Action item
Reproduce, with no alteration, the span of lines that begins at the line containing "Enumerate this screenshot's" and ends at the last line of the records, both ends included, and nothing else.

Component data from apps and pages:

· · · · ·

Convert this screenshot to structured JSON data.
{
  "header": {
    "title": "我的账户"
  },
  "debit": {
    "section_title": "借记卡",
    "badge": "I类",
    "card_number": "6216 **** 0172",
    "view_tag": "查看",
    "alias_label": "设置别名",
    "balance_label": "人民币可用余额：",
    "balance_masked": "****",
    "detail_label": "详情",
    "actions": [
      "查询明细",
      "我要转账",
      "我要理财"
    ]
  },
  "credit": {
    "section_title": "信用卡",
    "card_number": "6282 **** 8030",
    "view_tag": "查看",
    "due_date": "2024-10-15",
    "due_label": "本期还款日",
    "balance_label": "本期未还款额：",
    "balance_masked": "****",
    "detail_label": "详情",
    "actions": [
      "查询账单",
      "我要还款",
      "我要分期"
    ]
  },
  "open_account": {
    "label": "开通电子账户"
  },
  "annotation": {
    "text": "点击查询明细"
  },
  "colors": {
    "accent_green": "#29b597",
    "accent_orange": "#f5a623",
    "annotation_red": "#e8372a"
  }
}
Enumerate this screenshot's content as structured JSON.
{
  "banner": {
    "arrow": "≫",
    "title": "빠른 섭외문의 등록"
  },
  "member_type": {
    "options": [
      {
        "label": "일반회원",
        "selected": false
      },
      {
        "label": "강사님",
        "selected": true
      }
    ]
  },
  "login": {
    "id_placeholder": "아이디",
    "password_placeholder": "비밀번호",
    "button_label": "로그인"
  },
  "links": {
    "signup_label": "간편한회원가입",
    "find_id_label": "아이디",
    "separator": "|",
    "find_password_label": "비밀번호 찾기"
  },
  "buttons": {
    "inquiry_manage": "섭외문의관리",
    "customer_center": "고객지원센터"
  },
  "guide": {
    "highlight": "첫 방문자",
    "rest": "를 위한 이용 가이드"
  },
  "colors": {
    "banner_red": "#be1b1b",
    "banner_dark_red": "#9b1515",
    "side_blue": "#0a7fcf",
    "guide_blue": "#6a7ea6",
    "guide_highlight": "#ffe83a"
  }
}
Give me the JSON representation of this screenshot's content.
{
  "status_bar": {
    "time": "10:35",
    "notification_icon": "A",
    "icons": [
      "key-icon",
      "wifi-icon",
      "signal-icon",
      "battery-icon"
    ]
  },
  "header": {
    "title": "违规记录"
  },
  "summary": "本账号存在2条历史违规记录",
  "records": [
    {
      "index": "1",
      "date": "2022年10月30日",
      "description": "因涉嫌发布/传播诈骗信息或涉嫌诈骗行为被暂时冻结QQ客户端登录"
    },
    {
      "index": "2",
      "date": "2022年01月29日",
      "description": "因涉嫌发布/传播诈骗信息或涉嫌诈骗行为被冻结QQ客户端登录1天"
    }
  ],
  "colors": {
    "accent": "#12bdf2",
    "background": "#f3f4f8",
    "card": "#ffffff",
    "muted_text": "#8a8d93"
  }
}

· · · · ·

Response box
Enumerate this screenshot's content as structured JSON.
{
  "banner": {
    "arrow": "≫",
    "title": "빠른 섭외문의 등록"
  },
  "member_type": {
    "options": [
      {
        "label": "일반회원",
        "selected": false
      },
      {
        "label": "강사님",
        "selected": true
      }
    ]
  },
  "login": {
    "id_placeholder": "아이디",
    "password_placeholder": "비밀번호",
    "button_label": "로그인"
  },
  "links": {
    "signup_label": "간편한회원가입",
    "find_id_label": "아이디",
    "separator": "|",
    "find_password_label": "비밀번호 찾기"
  },
  "buttons": {
    "inquiry_manage": "섭외문의관리",
    "customer_center": "고객지원센터"
  },
  "guide": {
    "highlight": "첫 방문자",
    "rest": "를 위한 이용 가이드"
  },
  "colors": {
    "banner_red": "#be1b1b",
    "banner_dark_red": "#9b1515",
    "side_blue": "#0a7fcf",
    "guide_blue": "#6a7ea6",
    "guide_highlight": "#ffe83a"
  }
}
Give me the JSON representation of this screenshot's content.
{
  "status_bar": {
    "time": "10:35",
    "notification_icon": "A",
    "icons": [
      "key-icon",
      "wifi-icon",
      "signal-icon",
      "battery-icon"
    ]
  },
  "header": {
    "title": "违规记录"
  },
  "summary": "本账号存在2条历史违规记录",
  "records": [
    {
      "index": "1",
      "date": "2022年10月30日",
      "description": "因涉嫌发布/传播诈骗信息或涉嫌诈骗行为被暂时冻结QQ客户端登录"
    },
    {
      "index": "2",
      "date": "2022年01月29日",
      "description": "因涉嫌发布/传播诈骗信息或涉嫌诈骗行为被冻结QQ客户端登录1天"
    }
  ],
  "colors": {
    "accent": "#12bdf2",
    "background": "#f3f4f8",
    "card": "#ffffff",
    "muted_text": "#8a8d93"
  }
}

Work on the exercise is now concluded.